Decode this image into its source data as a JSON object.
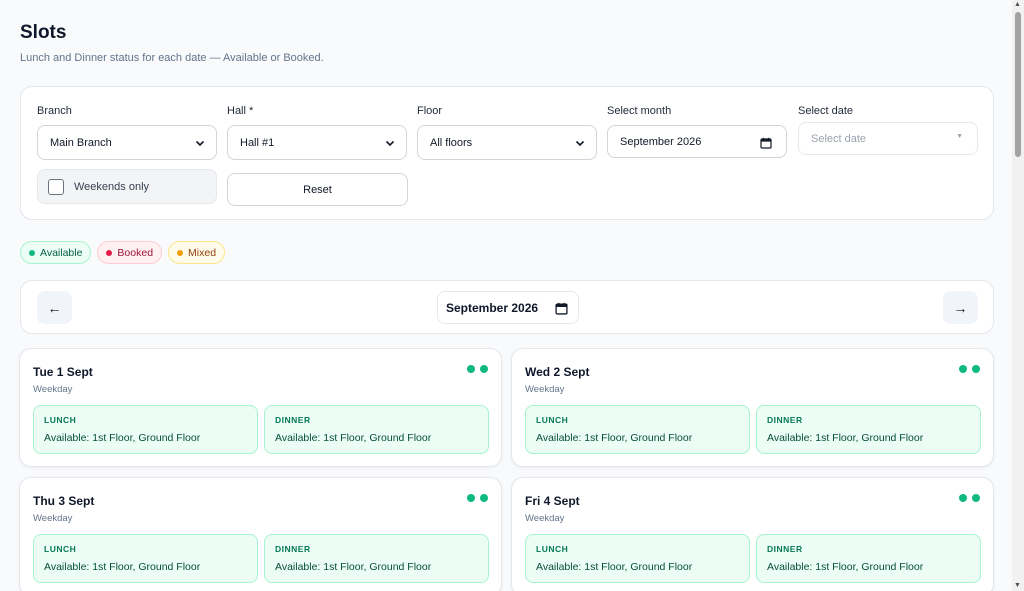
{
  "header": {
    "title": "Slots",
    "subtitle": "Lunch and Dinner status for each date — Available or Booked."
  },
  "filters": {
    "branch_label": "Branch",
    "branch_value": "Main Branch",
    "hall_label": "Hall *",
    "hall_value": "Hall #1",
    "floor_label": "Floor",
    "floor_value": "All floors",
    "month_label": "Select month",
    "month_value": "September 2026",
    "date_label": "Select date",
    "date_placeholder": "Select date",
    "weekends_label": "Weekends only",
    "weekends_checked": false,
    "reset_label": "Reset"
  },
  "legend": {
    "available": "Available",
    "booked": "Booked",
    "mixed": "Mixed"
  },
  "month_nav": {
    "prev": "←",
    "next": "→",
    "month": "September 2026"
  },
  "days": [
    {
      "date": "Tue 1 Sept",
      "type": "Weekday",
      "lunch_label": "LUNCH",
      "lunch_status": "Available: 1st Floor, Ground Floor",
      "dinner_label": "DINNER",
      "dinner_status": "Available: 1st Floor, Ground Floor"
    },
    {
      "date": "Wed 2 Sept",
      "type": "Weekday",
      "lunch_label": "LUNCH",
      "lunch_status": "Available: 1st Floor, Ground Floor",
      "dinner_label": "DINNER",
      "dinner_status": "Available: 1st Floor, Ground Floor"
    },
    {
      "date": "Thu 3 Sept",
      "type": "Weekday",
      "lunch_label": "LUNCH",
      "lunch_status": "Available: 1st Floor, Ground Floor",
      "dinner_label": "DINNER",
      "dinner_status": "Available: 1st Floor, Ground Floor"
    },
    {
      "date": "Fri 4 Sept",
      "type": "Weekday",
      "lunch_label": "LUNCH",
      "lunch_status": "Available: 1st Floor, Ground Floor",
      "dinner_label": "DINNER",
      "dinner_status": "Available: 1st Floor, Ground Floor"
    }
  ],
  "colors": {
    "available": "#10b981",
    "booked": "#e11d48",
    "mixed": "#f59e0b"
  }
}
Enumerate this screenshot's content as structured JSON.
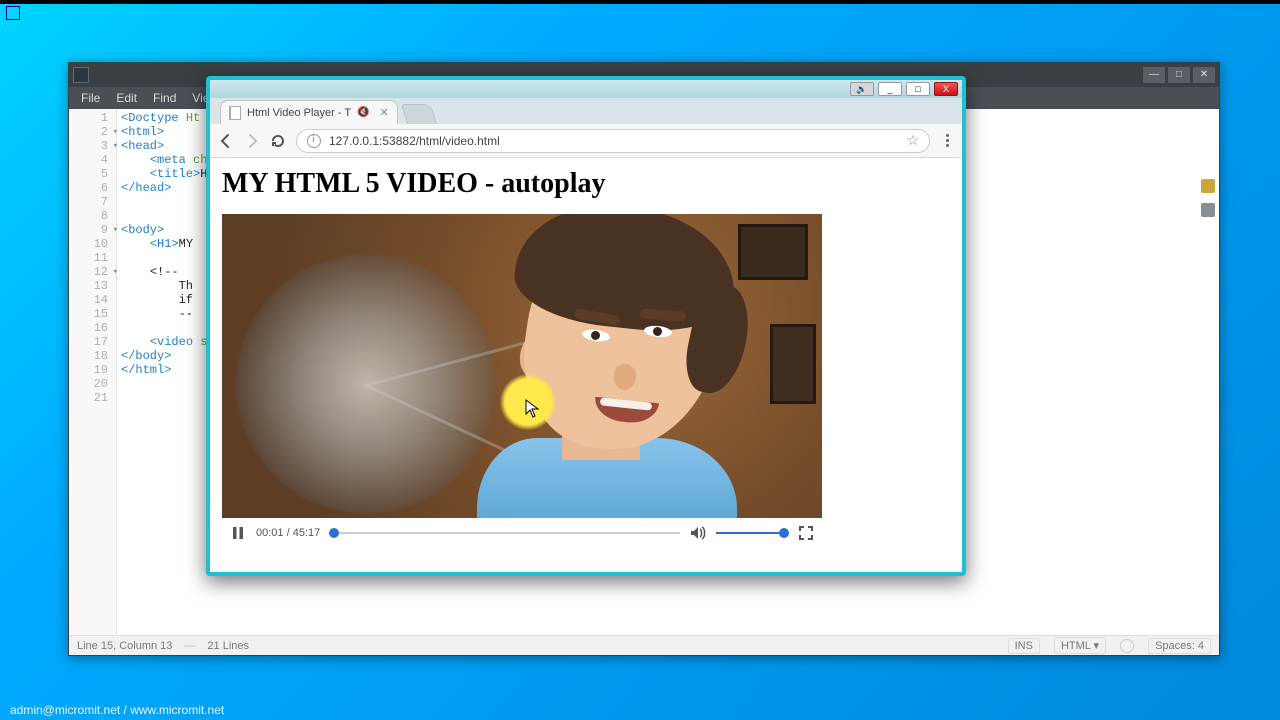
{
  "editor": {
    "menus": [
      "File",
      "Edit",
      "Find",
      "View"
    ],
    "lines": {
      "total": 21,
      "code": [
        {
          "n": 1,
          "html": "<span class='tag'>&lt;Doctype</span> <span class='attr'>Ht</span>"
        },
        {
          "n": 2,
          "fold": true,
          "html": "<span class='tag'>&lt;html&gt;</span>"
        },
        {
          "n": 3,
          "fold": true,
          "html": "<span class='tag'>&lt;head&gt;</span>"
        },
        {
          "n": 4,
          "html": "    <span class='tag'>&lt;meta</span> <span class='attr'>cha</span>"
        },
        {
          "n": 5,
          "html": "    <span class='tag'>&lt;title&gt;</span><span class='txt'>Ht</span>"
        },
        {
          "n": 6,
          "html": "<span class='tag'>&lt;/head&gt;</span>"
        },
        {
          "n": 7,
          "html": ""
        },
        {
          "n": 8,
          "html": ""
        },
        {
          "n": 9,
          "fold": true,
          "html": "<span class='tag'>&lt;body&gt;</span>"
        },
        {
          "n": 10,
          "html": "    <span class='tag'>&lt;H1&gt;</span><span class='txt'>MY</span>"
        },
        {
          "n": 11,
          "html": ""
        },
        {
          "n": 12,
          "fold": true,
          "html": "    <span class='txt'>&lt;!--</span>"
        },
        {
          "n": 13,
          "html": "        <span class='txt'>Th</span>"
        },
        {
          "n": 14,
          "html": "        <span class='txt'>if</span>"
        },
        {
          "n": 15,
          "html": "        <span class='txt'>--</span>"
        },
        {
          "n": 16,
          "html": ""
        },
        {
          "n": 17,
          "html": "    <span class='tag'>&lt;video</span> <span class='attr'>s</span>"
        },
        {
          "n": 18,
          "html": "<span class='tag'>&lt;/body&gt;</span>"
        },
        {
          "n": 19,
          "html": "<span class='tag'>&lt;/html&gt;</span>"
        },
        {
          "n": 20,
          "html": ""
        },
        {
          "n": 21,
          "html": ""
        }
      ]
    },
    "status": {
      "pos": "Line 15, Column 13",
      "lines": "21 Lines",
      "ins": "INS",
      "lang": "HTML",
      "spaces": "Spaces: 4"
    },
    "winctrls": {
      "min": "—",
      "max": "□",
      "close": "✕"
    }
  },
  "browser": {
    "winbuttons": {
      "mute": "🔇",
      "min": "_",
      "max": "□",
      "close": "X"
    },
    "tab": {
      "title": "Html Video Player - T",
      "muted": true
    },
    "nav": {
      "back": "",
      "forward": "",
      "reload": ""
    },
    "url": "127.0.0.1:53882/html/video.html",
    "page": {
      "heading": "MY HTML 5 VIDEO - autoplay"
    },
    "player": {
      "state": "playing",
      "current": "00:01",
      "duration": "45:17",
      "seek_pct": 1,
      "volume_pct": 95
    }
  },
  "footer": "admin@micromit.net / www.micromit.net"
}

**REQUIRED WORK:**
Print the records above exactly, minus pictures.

**ANSWER TO THE PROBLEM:**
Decode this image into its source data as a JSON object.
{
  "header": {
    "title": "Slots",
    "subtitle": "Lunch and Dinner status for each date — Available or Booked."
  },
  "filters": {
    "branch_label": "Branch",
    "branch_value": "Main Branch",
    "hall_label": "Hall *",
    "hall_value": "Hall #1",
    "floor_label": "Floor",
    "floor_value": "All floors",
    "month_label": "Select month",
    "month_value": "September 2026",
    "date_label": "Select date",
    "date_placeholder": "Select date",
    "weekends_label": "Weekends only",
    "weekends_checked": false,
    "reset_label": "Reset"
  },
  "legend": {
    "available": "Available",
    "booked": "Booked",
    "mixed": "Mixed"
  },
  "month_nav": {
    "prev": "←",
    "next": "→",
    "month": "September 2026"
  },
  "days": [
    {
      "date": "Tue 1 Sept",
      "type": "Weekday",
      "lunch_label": "LUNCH",
      "lunch_status": "Available: 1st Floor, Ground Floor",
      "dinner_label": "DINNER",
      "dinner_status": "Available: 1st Floor, Ground Floor"
    },
    {
      "date": "Wed 2 Sept",
      "type": "Weekday",
      "lunch_label": "LUNCH",
      "lunch_status": "Available: 1st Floor, Ground Floor",
      "dinner_label": "DINNER",
      "dinner_status": "Available: 1st Floor, Ground Floor"
    },
    {
      "date": "Thu 3 Sept",
      "type": "Weekday",
      "lunch_label": "LUNCH",
      "lunch_status": "Available: 1st Floor, Ground Floor",
      "dinner_label": "DINNER",
      "dinner_status": "Available: 1st Floor, Ground Floor"
    },
    {
      "date": "Fri 4 Sept",
      "type": "Weekday",
      "lunch_label": "LUNCH",
      "lunch_status": "Available: 1st Floor, Ground Floor",
      "dinner_label": "DINNER",
      "dinner_status": "Available: 1st Floor, Ground Floor"
    }
  ],
  "colors": {
    "available": "#10b981",
    "booked": "#e11d48",
    "mixed": "#f59e0b"
  }
}
Enumerate this screenshot's content as structured JSON.
{
  "editor": {
    "menus": [
      "File",
      "Edit",
      "Find",
      "View"
    ],
    "lines": {
      "total": 21,
      "code": [
        {
          "n": 1,
          "html": "<span class='tag'>&lt;Doctype</span> <span class='attr'>Ht</span>"
        },
        {
          "n": 2,
          "fold": true,
          "html": "<span class='tag'>&lt;html&gt;</span>"
        },
        {
          "n": 3,
          "fold": true,
          "html": "<span class='tag'>&lt;head&gt;</span>"
        },
        {
          "n": 4,
          "html": "    <span class='tag'>&lt;meta</span> <span class='attr'>cha</span>"
        },
        {
          "n": 5,
          "html": "    <span class='tag'>&lt;title&gt;</span><span class='txt'>Ht</span>"
        },
        {
          "n": 6,
          "html": "<span class='tag'>&lt;/head&gt;</span>"
        },
        {
          "n": 7,
          "html": ""
        },
        {
          "n": 8,
          "html": ""
        },
        {
          "n": 9,
          "fold": true,
          "html": "<span class='tag'>&lt;body&gt;</span>"
        },
        {
          "n": 10,
          "html": "    <span class='tag'>&lt;H1&gt;</span><span class='txt'>MY</span>"
        },
        {
          "n": 11,
          "html": ""
        },
        {
          "n": 12,
          "fold": true,
          "html": "    <span class='txt'>&lt;!--</span>"
        },
        {
          "n": 13,
          "html": "        <span class='txt'>Th</span>"
        },
        {
          "n": 14,
          "html": "        <span class='txt'>if</span>"
        },
        {
          "n": 15,
          "html": "        <span class='txt'>--</span>"
        },
        {
          "n": 16,
          "html": ""
        },
        {
          "n": 17,
          "html": "    <span class='tag'>&lt;video</span> <span class='attr'>s</span>"
        },
        {
          "n": 18,
          "html": "<span class='tag'>&lt;/body&gt;</span>"
        },
        {
          "n": 19,
          "html": "<span class='tag'>&lt;/html&gt;</span>"
        },
        {
          "n": 20,
          "html": ""
        },
        {
          "n": 21,
          "html": ""
        }
      ]
    },
    "status": {
      "pos": "Line 15, Column 13",
      "lines": "21 Lines",
      "ins": "INS",
      "lang": "HTML",
      "spaces": "Spaces: 4"
    },
    "winctrls": {
      "min": "—",
      "max": "□",
      "close": "✕"
    }
  },
  "browser": {
    "winbuttons": {
      "mute": "🔇",
      "min": "_",
      "max": "□",
      "close": "X"
    },
    "tab": {
      "title": "Html Video Player - T",
      "muted": true
    },
    "nav": {
      "back": "",
      "forward": "",
      "reload": ""
    },
    "url": "127.0.0.1:53882/html/video.html",
    "page": {
      "heading": "MY HTML 5 VIDEO - autoplay"
    },
    "player": {
      "state": "playing",
      "current": "00:01",
      "duration": "45:17",
      "seek_pct": 1,
      "volume_pct": 95
    }
  },
  "footer": "admin@micromit.net / www.micromit.net"
}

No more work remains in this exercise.